This last weekend, I began getting rid of tons of stuff.  It felt so good to finally go through all of those records that I was no longer using and reduce the size of my files.  I am finding the new certificate binder a nice way to store my original documents and very easy to find what I want when I need it.  I love using my flash drive to record ALL of my findings as I do my research and it is so much easier now that I have trained myself to record things as soon as I find them.  Be sure to make back ups of your flash drive often or all of that work may be in vain.  I save my information in at least 5 different places (on several flash drives, on all of my computers, I send it as a file to an Internet email address, I keep a copy in my safe, and I make hard copies for my binders - I still do have my family binders with printouts of my pedigree and family group sheets with the sources and notes I have recorded on my computer program).

Bottom line - If you have moved into the computer age with your genealogy program but are still in the dark ages with mounds of hard copies and documents, try as I have done and re-think your research documentation and collections by entering it onto your genealogy program and working from your flash drive.  It really is nice having it all in one place and not having to lug around a ton of books and such.  Try it - you might like it!

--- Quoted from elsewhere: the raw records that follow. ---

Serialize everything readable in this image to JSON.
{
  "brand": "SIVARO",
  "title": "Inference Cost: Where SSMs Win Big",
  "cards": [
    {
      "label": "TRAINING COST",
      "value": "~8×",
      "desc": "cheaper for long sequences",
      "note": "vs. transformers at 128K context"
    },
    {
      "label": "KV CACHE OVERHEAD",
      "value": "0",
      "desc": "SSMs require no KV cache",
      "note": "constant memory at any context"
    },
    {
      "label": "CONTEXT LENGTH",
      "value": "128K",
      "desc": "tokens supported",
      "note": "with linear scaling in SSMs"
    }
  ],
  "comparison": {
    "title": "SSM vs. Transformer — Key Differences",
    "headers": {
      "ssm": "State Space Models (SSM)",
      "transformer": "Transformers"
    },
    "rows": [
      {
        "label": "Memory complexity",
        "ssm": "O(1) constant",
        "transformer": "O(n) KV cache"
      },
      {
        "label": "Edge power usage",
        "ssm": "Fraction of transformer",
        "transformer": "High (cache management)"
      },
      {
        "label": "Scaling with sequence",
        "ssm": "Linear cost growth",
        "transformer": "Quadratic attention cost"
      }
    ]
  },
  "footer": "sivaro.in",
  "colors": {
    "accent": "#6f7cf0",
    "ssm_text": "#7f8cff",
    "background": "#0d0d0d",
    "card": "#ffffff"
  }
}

  1. Well done...I use PAF for years and turned to Legacy...never heard of Roots Magic...between them do you think Roots Magic is tops...Really enjoyed your post and need to spend time doing the same with my work...Tootsie in Oregon

    1. Sorry to take so long to answer. I love Roots Magic. I love that it has the to-go feature where you can take your program with your data on a flash drive. I love all of the extra features it has and how it keeps adding more and more features to make recording my research so easy. I am almost paperless with the RM program now. I can link online research right to my data in Roots Magic. I can keep a research log there too. There are so many features that I just can't list them all but I just go "wow" as I learn how to use them. (Way far from the old PAF program.) The RM website (www.rootsmagic.com) has tons of helpful webinars that I can download or watch online whenever I want. I understand Legacy has pretty much the same things. I do not know if Legacy has the to-go feature (which is awesome). As I said earlier, if Legacy is working for you, I would not change. I know several people using Legacy. I tried it when I was searching for a program beyond PAF. I just found RM easier to teach (which I do a lot of teaching beginners). There is a free trial version (does not allow you the full access to the fun features) but it will help you to see if you might like it. Enjoy your research!